No one can really tell you how to write. It’s a matter of finding what works for you. Since posting my last piece on writing, I talked to several people about their processes and remembered some things that should’ve been included last time around. I consider most of these higher-order aspects of the task, but they might not seem so to you. It all depends on where you are as a writer, and I’m not exactly an expert. Either way, this should be taken as an addendum to the other piece.
Writing Space: I am enamored of scenes of bands working in the studio. My musician friends tell me that being in the studio is no fun, so I know I’m romanticizing it. Maybe it’s just leftover boyhood dreams of being a rock star, but seeing the way that artists occupy the temporary space of the recording studio while making records inspires me.
I try to emulate the studio experience that I imagine with my writing space. The walls around my desk host white boards and butcher-paper mindmaps, as well as posters and images that inspire me to write depending on the topic. Books chronically clutter every flat affordance within arm’s reach, which can be a burden as well as a boon. If applicable, I also listen to relevant music. For instance, while working on a chapter heavy with material about Laurie Anderson, I put up my Home of the Brave movie poster and listened to a playlist consisting of songs from all of her records. Immersing oneself in the subject matter is one way to dip your writing deeper into it.
An Essential Tension: There is a tension between wanting to write and needing to write. I find that both are necessary, but neither is sufficient. Writing in a vacuum can be lonely, disheartening work, and writing strictly for deadlines can be just as soul-squishing. Writing for my website (I loathe the term “blogging”) has provided me a perfect tension between the two. I want to write because it is what I do, but having an audience makes me feel that I need to write as well. Maintaining this site maintains that tension and keeps me writing.

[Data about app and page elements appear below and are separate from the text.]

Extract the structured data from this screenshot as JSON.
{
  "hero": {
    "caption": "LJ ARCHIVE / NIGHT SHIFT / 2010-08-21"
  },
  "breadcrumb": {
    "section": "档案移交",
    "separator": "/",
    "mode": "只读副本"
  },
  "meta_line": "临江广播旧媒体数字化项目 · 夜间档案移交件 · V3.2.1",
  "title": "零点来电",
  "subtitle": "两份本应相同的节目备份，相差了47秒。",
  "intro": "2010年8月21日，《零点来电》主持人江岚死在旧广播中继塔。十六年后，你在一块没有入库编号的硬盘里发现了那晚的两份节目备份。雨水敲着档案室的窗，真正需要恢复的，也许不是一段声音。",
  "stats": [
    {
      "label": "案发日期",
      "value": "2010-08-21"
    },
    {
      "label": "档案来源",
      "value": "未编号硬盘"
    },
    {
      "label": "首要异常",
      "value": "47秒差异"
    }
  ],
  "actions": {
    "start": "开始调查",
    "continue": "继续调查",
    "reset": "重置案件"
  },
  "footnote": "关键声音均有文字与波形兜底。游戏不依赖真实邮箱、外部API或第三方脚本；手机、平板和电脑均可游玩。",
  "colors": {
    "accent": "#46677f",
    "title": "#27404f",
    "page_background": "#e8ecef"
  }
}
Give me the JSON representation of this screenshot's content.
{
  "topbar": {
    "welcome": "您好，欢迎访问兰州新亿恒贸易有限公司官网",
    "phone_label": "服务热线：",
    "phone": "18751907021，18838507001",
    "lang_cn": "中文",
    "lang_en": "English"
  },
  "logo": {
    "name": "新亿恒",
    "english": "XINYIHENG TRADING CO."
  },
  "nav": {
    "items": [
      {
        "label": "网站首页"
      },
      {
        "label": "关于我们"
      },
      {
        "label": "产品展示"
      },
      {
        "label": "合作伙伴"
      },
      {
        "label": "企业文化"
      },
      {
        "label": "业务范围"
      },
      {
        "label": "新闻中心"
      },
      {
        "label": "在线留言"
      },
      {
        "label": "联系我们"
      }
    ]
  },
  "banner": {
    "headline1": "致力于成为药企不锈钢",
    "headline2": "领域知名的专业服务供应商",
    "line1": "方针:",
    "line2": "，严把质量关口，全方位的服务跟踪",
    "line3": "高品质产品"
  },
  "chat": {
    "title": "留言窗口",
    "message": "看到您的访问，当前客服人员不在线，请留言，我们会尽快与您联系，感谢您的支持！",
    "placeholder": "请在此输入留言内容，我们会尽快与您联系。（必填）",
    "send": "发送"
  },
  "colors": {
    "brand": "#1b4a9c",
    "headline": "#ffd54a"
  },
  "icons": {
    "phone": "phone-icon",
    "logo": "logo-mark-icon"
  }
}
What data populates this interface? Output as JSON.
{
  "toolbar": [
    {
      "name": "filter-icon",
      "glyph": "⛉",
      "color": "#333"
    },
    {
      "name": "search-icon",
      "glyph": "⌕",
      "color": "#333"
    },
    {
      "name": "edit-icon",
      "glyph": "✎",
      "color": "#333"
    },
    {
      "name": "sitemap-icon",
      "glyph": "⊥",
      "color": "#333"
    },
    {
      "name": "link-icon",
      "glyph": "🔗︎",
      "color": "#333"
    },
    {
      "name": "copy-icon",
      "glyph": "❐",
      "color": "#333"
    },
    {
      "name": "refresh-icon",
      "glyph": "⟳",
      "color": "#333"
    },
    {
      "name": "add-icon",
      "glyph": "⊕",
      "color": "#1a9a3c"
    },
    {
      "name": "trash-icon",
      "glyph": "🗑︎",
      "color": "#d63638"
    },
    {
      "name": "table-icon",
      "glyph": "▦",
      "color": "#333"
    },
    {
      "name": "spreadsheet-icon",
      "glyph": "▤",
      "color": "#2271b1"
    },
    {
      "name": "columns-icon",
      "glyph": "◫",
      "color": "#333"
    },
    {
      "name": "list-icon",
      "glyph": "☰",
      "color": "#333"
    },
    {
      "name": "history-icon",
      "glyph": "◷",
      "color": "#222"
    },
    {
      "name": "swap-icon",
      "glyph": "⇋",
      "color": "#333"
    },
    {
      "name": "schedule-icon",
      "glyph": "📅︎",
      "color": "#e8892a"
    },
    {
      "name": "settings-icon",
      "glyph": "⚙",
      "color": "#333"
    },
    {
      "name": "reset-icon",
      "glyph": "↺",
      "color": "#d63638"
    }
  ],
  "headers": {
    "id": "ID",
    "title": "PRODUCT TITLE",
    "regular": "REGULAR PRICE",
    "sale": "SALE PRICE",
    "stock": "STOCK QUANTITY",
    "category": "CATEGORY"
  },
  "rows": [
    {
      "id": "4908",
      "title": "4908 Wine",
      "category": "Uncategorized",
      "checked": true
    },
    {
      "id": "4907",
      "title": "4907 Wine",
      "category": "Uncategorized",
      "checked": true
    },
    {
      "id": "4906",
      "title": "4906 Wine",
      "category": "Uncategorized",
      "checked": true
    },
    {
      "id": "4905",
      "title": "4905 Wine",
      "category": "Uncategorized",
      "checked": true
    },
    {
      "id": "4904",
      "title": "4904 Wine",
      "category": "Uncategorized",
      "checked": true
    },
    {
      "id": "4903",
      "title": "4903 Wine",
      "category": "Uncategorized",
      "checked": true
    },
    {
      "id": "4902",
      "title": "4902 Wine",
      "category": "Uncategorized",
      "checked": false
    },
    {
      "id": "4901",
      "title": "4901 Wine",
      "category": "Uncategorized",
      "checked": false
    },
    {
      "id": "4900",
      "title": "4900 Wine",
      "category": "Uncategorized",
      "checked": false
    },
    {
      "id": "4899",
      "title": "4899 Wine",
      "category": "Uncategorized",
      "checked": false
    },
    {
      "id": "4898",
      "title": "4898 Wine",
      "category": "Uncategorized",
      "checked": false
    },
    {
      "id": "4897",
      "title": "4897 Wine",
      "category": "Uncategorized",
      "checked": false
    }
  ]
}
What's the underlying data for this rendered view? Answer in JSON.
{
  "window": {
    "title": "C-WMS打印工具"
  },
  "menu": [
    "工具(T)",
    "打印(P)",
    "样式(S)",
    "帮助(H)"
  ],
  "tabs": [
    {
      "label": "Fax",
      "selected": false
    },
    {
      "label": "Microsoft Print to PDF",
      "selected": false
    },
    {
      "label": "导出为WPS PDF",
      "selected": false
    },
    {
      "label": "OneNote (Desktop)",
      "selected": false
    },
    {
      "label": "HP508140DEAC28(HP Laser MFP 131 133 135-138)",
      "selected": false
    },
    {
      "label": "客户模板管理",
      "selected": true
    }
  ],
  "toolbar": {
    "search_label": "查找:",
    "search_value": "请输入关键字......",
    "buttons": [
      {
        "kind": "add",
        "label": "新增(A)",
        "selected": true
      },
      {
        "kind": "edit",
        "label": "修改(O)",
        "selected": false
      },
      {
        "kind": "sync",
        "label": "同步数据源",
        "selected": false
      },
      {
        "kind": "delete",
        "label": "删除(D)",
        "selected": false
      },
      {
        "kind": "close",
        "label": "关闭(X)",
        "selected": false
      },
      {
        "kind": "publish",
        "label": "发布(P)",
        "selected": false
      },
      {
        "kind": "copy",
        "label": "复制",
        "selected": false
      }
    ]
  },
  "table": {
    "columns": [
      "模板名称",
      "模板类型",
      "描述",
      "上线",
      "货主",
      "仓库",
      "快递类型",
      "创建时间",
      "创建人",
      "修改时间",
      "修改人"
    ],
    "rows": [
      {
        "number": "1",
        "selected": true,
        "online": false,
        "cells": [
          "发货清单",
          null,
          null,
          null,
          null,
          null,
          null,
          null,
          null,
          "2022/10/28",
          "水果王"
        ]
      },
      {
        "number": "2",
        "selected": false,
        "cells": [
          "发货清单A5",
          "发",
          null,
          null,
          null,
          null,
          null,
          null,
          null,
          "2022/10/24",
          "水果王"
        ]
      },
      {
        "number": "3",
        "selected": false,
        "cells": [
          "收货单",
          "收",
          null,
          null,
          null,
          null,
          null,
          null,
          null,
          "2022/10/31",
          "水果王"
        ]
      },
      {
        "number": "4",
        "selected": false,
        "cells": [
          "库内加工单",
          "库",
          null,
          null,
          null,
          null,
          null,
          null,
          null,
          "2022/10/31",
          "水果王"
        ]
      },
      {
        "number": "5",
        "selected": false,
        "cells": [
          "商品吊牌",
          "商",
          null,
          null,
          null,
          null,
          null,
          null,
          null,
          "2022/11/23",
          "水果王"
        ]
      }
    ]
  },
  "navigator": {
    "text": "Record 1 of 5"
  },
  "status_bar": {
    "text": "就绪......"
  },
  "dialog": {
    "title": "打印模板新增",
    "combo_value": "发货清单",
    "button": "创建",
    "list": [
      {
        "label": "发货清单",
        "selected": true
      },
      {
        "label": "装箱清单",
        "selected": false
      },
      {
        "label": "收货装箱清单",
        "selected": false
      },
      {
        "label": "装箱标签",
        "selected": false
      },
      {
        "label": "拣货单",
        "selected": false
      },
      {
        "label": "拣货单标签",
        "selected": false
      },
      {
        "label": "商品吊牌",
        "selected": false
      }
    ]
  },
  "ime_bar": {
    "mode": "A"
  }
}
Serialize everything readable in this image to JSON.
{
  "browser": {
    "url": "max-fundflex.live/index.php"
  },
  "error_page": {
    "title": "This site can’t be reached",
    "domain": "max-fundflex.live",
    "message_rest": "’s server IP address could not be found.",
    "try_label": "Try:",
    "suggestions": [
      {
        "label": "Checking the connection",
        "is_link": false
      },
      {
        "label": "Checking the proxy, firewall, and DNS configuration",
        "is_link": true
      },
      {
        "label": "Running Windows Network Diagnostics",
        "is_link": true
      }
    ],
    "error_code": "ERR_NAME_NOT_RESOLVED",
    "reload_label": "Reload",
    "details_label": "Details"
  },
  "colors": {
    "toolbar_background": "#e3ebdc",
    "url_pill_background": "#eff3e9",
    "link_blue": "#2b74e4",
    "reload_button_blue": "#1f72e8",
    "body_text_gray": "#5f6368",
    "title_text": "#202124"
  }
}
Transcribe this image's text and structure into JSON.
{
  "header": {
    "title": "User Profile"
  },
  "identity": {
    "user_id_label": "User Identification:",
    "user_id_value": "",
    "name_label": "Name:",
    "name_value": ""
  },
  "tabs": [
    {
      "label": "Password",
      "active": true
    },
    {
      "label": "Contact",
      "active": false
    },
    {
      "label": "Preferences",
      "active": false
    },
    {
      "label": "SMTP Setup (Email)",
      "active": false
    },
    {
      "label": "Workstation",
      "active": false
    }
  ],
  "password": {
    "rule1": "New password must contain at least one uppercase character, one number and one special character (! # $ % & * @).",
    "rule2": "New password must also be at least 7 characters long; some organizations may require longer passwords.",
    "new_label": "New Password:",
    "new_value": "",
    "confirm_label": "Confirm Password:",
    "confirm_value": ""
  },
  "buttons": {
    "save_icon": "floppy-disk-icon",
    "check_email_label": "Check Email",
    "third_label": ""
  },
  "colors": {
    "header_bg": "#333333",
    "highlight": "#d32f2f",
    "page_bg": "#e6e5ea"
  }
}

Get Critical: In a response to my previous piece, Howard Rheingold (who has a beautiful office/studio space himself) wrote:
Find good critics you trust. Much writing needs to be sheltered — don’t show it to anybody until you think it can live on its own, even if it will need minor or major surgery after reconsideration. Then get some smart readers — people whose intelligence and knowledge you admire, you are supportive of your work, but are unafraid of telling you candidly what didn’t work for them in your writing. You need to develop a way of judging criticism. Some of it needs to just bounce off. Some of it needs to be considered. Some of it directs you to make important changes. You need to develop a sense for criticism — and get accustomed to it.
This runs counter to my “Release Your Darlings” suggestion from last time, but it’s good advice. Find mentors who will give you solid feedback — encouraging as well as constructive. It’s essential for all areas of writing development. Now, which of your darlings you release and which ones you save for the private pressure of critical eyes is up to your own judgement. It’s a meta-skill that you’ll hone as you go.
Remember to Return: I spoke to a few writing friends who responded to my “write everything down” credo, saying that they never go back through their notes or journals. It’s not only helpful, but imperative for me to go back through my collected notes on a regular basis. I find myself digging through the latest one almost every time I write something for this site, looking for a half-remembered reference or quotation. I don’t want to go blaming the internet, but we seem to have a web-fueled obsession with the latest, the most current, the now. Sometimes the piece you need is tucked away in the archives. Remember to return to your notes; otherwise, why are you taking them?
These are just a few more things that have come up in the past few weeks. Again, no one can tell you exactly how to make it happen. You may know more than I do. What tips do you have for getting writing done? Feel free to leave some in the comments below.
Thank you. Write on.